Bangladesh is experiencing an era of growth fuelled by strong customer demand at home and increase in exports. Time and time again the country has proved itself capable of facing uncertainties and adapting to changing market conditions, which is essential for survival in the global arena. The manufacturing sector which is heavily reliant on the export of ready-made, garments (RMG), has had to weather several storms. The RMG sector has come a long way since the expiry MFA (Multifiber Arrangement) and more recently the Rana Plaza tragedy and that too with flying colours. The lapse of quotas proved to be a boon for the country and the Rana Plaza tragedy played a pivotal role in the shift of the RMG sector to incorporate sustainable growth and has paved the way for the establishment of world class factories which are now a norm in the industry.
However, in order to sustain the level of economic growth that the country is experiencing, it is vital to rectify this situation of single-product dependency. Eighty-six per cent of the export earnings of Bangladesh comes from the RMG sector with the value of US$46 billion. In order to protect itself from market volatility as well as high risk exposure associated with single-product dependency, it is important for the country to nurture and develop other industrial sectors which have growth potentials. A number of industrial sectors have undergone significant expansion and development over the last decade and should be earmarked for special support to facilitate further growth. These sectors are: pharmaceuticals, leather, agro-based products, ICT firms and bicycle manufacturing.
The pharmaceuticals sector has had a phenomenal growth over the last decade. Bangladesh is the only least developed country (LDC) in the world to meet 97 per cent of its local demand for pharmaceutical products with a market size of Tk 200 billion. Bangladeshi pharmaceutical (medicinal) products are being exported to 144 countries and have generated over $103.46 million in 2016-2017 fiscal year. Fuelled by strong investment in new technology, existence of state-of-the art factories and availability of skilled management workforce, the industry is poised to become a significant hub for high quality and low-cost generic medicine manufacturing.
The ICT (information and communications technology) sector is an integral part of the government's vision 2021, keeping in line with the initiative of 'Digital Bangladesh'. According to a recent survey conducted by UNCTAD (United Nations Conference on Trade and Development), Bangladesh's ICT sector grows 40 per cent annually. In the fiscal year 2016-17, the ICT sector of the country registered export earnings of US $0.8 billion and generated revenues of US$1.54 billion from the local market. The ICT sector has generated three hundred thousand jobs so far and given the demography of the country, it has the potential to generate considerable number of jobs in the future.

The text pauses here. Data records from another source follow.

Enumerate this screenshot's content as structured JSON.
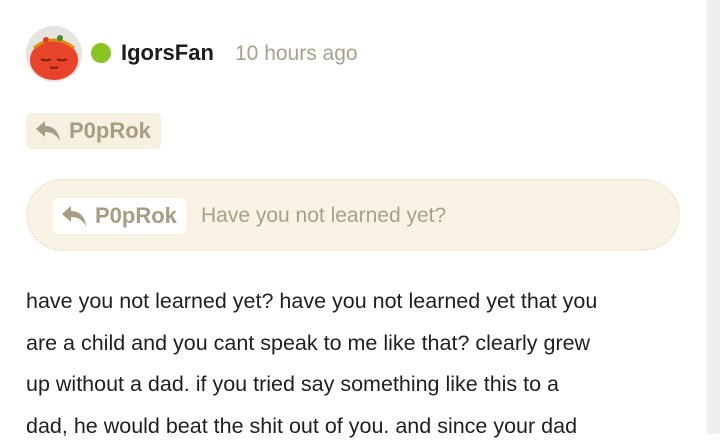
{
  "post": {
    "author": "IgorsFan",
    "timestamp": "10 hours ago",
    "online_status": "online",
    "reply_to": {
      "label": "P0pRok",
      "icon": "reply-arrow-icon"
    },
    "quote": {
      "author": "P0pRok",
      "text": "Have you not learned yet?",
      "icon": "reply-arrow-icon"
    },
    "body_lines": [
      "have you not learned yet? have you not learned yet that you",
      "are a child and you cant speak to me like that? clearly grew",
      "up without a dad. if you tried say something like this to a",
      "dad, he would beat the shit out of you. and since your dad"
    ]
  },
  "colors": {
    "online": "#8bc320",
    "muted_text": "#a7a08a",
    "chip_bg": "#f6f0e0",
    "quote_bg": "#f8f3e4"
  }
}
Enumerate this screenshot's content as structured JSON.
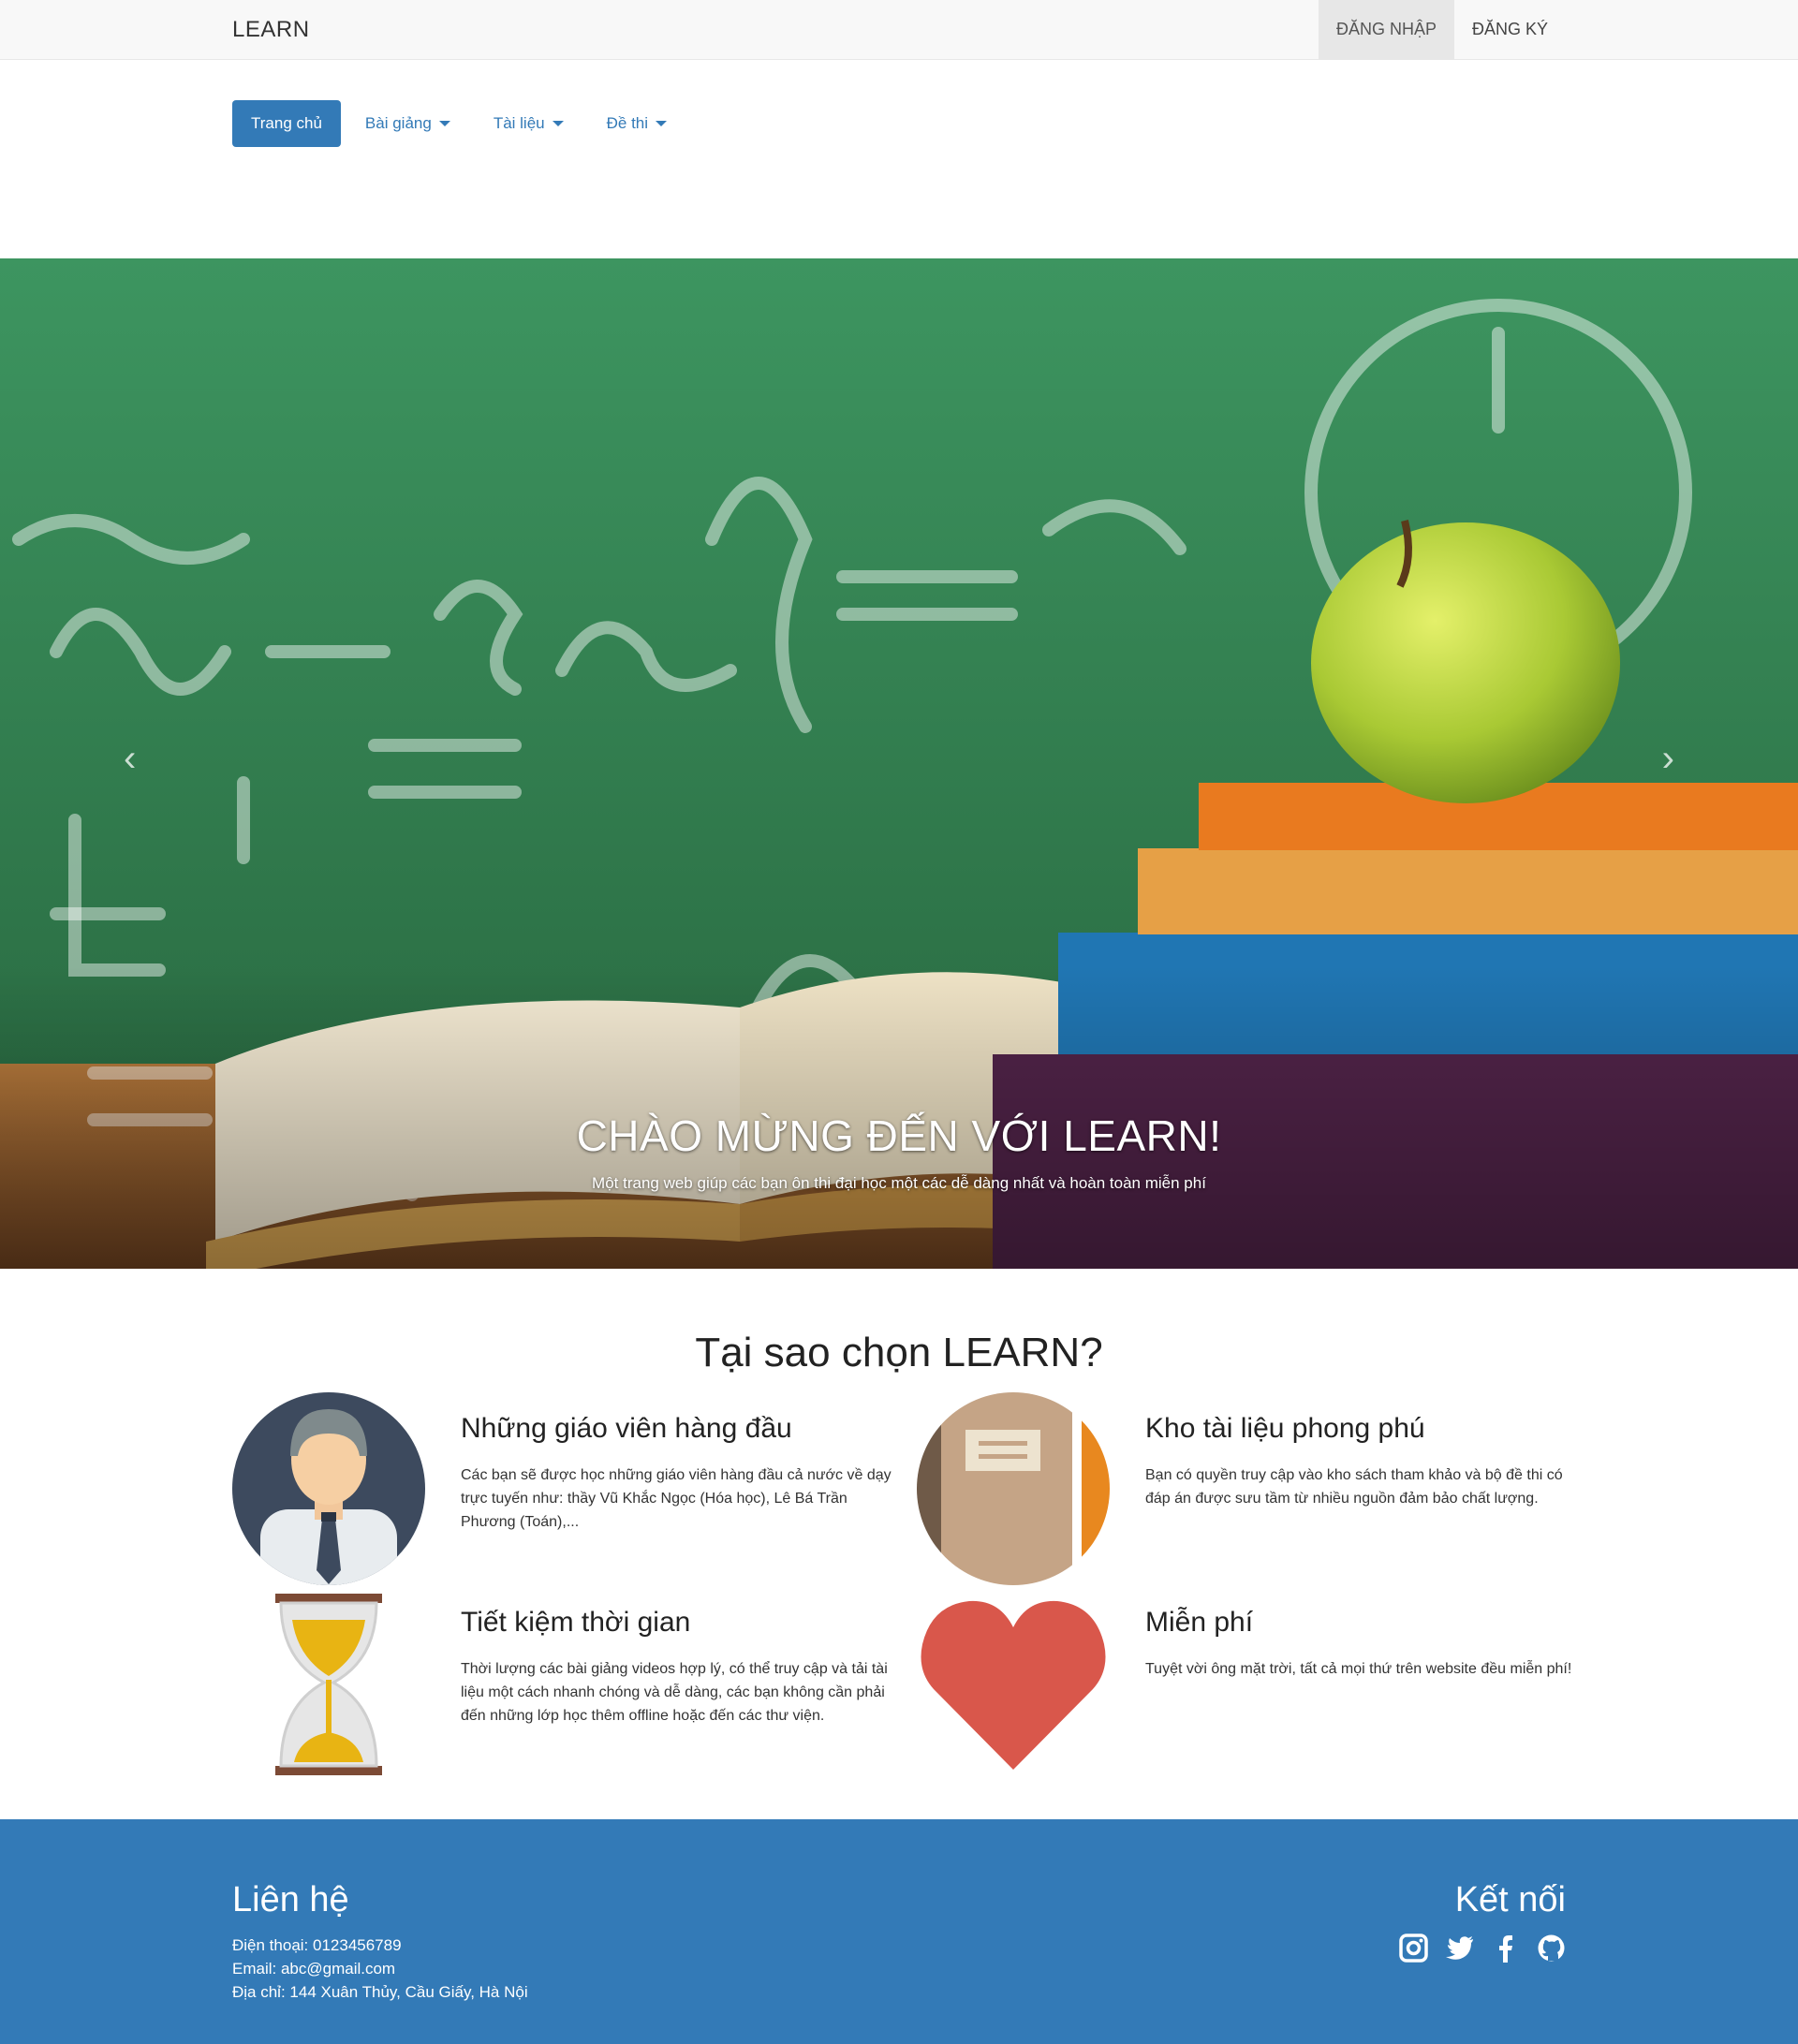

Last but not least, the leather sector in Bangladesh is the currently the second largest export earner for the country. The leather sector earns US$1.21 billion and produces high value-added products as considerable amount of raw material is available locally. Bangladesh ranks 20th in footwear exports and has the potential to scale up the export volume especially with the opportunities arising from the US-China trade dispute. The sector has the potential to become a multi-billion-dollar industry provided that the environmental issues pertaining the shifting of the tanneries to the allocated area is addressed and rectified for the long term. This sector has significant employment prospects as it is highly labour-intensive, and provides an opportunity for image building for the country as the products are high valued.
Considering the export-led economic prosperity that the country is enjoying, the timing is crucial to focus on export diversification. Moreover, internationally, the trade climate is just right for Bangladesh to become a focal point for FDI (foreign direct investment) as a number of manufacturers are looking for relocation. It is crucially important to provide the right kind of policy support and provide a fertile investment climate in order to attract potential investors to invest in these emerging sectors. Unless a significant strategy towards product diversification is undertaken, the country will remain susceptible to volatility and uncertainty pertaining to single-product dependency which is disastrous for a growing economy. Equal policy support for all emerging export sectors, and a favourable business environment which encourages investment and joint ventures, will enable Bangladesh to achieve more robust and diversified export earnings which will enable the country to achieve long-term, sustainable economic growth.
Amrita Makin Islam is Deputy Managing Director of Picard Bangladesh Ltd.